For the next leg of the trip we would follow a ridge for several kilometers up until the Fort du Saint-Eynard. The effort it took to get up on the ridge was worth it; for a couple of hours we commanded a view of the winding Isère and the outskirts of Grenoble in the Grésivaudan below. A breathtaking view awaited us at the fort. We peered over at the Vercours and Belledonne ranges, and we looked down at Grenoble and the Bastille (which, in turn, overlooks Grenoble). It felt simultaneously as if we had already arrived and as if we still had a long way to go. The latter was more accurate.
As the group made our last big plunge, we realized that we were all out of water. I was surprised by how quickly thirst gripped us all. No one spoke on the way down, almost as if to safeguard the moisture in our saliva from evaporating. As we descended lower and lower, I could also feel the temperature rising; I had become accustomed to the chill of the mountains. At the Col de Vence we stumbled upon a spigot, and we guzzled down as much water as we could fit in our stomachs. There was only one stretch remaining before we arrived at the Bastille, but just like the day before it seemed unending as we drew nearer to the close of our journey. Trees encased the trail; the only thing to focus on was my feet. After a sign identifying the Bastille as one kilometer away, I began counting my paces to distract myself (it took 823). At long last, we arrived just as the sun was about to set.

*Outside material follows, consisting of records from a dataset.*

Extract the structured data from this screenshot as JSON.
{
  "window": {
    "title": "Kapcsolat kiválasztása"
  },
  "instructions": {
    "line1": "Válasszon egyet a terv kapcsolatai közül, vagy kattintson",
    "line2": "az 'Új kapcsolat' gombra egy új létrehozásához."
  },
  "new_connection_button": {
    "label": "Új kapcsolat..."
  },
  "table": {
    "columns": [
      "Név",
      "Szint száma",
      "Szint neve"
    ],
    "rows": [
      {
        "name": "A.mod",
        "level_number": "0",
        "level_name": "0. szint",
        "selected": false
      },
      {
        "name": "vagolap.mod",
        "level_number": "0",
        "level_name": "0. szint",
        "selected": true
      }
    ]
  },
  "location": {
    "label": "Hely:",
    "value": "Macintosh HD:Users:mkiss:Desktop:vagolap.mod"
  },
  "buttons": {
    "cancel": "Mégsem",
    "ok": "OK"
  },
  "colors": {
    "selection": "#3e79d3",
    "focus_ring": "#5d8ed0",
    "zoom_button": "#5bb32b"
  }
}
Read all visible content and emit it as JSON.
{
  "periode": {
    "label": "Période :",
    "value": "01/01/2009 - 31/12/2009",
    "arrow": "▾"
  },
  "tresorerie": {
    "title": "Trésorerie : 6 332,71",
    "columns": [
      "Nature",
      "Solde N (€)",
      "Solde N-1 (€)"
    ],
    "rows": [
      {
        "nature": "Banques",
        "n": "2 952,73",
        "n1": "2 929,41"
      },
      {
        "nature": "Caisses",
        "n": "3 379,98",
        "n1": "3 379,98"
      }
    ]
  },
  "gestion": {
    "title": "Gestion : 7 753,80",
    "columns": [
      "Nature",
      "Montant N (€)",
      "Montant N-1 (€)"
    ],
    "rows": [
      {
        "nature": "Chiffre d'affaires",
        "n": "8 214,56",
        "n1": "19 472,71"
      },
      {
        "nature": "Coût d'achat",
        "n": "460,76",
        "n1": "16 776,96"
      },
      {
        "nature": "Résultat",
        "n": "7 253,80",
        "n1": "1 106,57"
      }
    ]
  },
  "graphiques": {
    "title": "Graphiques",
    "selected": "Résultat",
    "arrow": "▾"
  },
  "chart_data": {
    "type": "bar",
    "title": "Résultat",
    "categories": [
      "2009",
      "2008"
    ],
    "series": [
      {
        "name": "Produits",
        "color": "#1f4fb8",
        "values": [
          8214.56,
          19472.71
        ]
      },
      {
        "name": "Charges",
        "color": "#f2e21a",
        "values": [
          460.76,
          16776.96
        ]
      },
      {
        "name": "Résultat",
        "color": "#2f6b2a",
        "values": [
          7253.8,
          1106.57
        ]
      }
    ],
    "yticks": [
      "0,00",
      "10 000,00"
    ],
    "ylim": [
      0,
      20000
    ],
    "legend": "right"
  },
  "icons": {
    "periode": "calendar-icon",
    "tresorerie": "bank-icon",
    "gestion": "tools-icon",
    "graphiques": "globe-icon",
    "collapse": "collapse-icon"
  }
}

I had imagined myself coming up to the Bastille from Grenoble at some point as a tourist; I would have never guessed that I would descend upon it as a stepping stone at the end of a greater adventure. Sitting there on top of the Bastille, yet again I was struck with the same powerful scene from the Point de la Gorgeat. This time, however, it was just light enough to record. Although I hesitate to share such a poor approximation of the real experience, maybe it can impart something to my words.
Léo led us down a secret path below the Bastille that he discovered when he lived in the area (which was, this time, an actual shortcut). After just over fifty hours from our departure, we stepped off the trail and onto the city streets of Grenoble, elated and exhausted. Before we ate and caught the last train, Antonin snuck off to the nearest grocery store and bought a bottle of green Chartreuse, which is produced in and named after the massif we had just successfully crossed. Sitting in the company of friends, enjoying the complexity of an herbal liqueur, and feeling the heat of fifty percent alcohol—I can think of no better way to have celebrated traversing the Chartreuse.
In March I hiked back up to the Pointe de la Gorgeat in daytime, as I promised myself I would in October. Instead of snow, imagine it ablaze in the dying sunlight.